Ghana's hopes of recording a rebound in cocoa production next year hang in the balance, following the intensification of the arid harmattan winds, which risk drying up cocoa pods and lowering the amount of beans the country will produce in the 2015/16 crop season.
The dimming hopes in the sector is compounded by worrying sentiments from the Ghana Meteorological Agency (GMet) that the dryness in the weather could stretch well into February before isolated rains begin in the coastal areas towards the end of that month.
Already, the dew point, which measures the level of moisture in the atmosphere, has dropped to 0.5 degrees Celsius in Accra, the lowest in many years.
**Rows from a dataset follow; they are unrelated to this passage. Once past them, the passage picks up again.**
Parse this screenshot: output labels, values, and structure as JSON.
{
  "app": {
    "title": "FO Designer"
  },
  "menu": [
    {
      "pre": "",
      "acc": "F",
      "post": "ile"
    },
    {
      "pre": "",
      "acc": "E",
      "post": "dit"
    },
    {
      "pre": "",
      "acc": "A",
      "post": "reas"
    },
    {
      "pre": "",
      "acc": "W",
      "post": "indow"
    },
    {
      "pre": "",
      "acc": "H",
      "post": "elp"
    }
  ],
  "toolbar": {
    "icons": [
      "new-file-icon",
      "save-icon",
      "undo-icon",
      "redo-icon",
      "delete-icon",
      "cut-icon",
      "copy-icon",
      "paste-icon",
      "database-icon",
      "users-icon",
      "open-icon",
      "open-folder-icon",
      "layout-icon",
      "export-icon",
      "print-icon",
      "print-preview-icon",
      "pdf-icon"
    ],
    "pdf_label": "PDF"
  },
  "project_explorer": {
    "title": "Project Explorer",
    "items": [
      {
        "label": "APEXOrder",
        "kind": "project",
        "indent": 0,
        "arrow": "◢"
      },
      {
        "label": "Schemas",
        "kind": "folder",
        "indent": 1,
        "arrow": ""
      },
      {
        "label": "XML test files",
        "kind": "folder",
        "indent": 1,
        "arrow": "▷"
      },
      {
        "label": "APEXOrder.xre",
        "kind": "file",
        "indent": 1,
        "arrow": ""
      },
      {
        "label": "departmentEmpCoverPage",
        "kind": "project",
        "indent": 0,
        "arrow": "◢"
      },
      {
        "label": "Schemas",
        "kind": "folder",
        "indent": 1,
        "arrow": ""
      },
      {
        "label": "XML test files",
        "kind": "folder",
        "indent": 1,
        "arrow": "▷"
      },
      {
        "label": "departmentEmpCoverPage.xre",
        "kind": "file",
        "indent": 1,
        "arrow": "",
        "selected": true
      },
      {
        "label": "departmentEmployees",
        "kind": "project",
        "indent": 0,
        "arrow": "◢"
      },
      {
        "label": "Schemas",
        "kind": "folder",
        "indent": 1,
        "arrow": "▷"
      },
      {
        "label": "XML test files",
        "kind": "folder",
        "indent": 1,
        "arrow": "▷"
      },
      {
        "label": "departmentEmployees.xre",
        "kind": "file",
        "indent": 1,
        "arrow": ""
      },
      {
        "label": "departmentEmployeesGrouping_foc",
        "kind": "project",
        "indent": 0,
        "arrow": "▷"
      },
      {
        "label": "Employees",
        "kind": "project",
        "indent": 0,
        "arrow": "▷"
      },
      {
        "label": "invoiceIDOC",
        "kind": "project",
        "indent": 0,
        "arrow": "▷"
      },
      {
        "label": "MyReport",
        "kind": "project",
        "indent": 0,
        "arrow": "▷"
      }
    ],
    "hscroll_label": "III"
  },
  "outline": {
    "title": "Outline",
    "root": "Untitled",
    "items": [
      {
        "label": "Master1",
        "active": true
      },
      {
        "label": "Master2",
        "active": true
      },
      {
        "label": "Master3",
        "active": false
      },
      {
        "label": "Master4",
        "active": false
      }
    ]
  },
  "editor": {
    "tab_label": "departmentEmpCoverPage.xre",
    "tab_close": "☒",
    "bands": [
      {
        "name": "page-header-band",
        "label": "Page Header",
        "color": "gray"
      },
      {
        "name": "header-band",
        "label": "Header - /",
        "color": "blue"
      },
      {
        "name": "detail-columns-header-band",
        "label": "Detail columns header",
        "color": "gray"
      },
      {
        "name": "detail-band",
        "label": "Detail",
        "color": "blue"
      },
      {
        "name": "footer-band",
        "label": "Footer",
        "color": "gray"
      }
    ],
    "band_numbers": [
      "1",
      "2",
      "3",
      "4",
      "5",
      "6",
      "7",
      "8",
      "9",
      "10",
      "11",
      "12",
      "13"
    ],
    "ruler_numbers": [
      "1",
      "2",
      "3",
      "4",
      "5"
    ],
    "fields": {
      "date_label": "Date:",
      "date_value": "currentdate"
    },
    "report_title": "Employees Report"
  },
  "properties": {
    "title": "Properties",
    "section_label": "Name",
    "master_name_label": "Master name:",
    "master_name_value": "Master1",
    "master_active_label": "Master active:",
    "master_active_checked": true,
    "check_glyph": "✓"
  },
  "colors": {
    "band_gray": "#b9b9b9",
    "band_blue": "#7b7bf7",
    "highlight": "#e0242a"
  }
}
The normal due point for Accra has been between 10 to 12 degrees Celsius, according to the GMet.
"If what we are seeing is anything to go by, then we should be bracing ourselves for one of the worst harmattans this year because what we have seen over the past three to four weeks shows that the dryness will prolong and it will intensify," a Principal Meteorologist at the agency, Mr Joseph Tetteh Portuphy, told the GRAPHIC BUSINESS on December 20.
Fear of repeat
The dryness in the dusty northeasterly winds have the tendency of aborting the cocoa flowers, which normally mature into cherelles before becoming pods – the fleshy elongated vessels that host the beans.
Thus, with humidity being a crucial component of pod development in the cocoa tree, industry stakeholders fear an arid weather, as predicted by GMet, would translate into flower abortion, which would intend lower the country's production figures in the ongoing season.
Ghana is the second biggest producer of the crop after Côte d'Ivoire, which has already hinted of subdued production due to harsh weather.
While stressing that it was too early to give a clearer picture of the impact of the weather on output, a management executive at the Ghana Cocoa Board (COCOBOD) said indications were that the fruiting trees would suffer flower abortion and cherelle wild similar to what contributed to the lower-than-expected output in the 2014/15 season.
"I'm currently in the field and I can see a lot of flowers on the trees. So, if the weather continues this way (being dry and haze), then we could see a lot of flower abortion and that can bring a repeat," the source said.
"However, we expect prospects to be better his year than last year," the source added.
In the 2014/15 season, when the winds prolonged, COCOBOD reported a shortfall of about 23 per cent, which it blamed largely on harsh weather and diseased crops.
In that season, cocoa output dropped to 700,000 metric tones (against a target of 750,000), down from the previous season's harvest of 900,000 tones.
The Principal Meteorologist at the GMet added that recent happenings showed that this year's harmattan could be one of the worse, with relative humidity (RH) in Accra already hovering between 28 degrees Celsius and 35 degrees Celsius at 15:00GMT.
"This year, it may be bad. Yes, last year we had intensed harmattan but it did not last long as this one. We are in the third to fourth week and the dryness is still intense," Mr Portuphy said.
Judging from the aforementioned, he said the agency would not be surprised if this year records the harshest harmattan ever.
Should that happen, he said the country would have to hope for bumper rainfalls in the main season "to compensate for any losses in the cocoa sector."
Despite the negative impact of harsh weather on production figures, a lower than expected output can prompt cocoa price increments and that will inure to the benefit of Ghana and other producers of the crop.
As of December 21, a tone of the crop was selling at US$3,252 on the international market.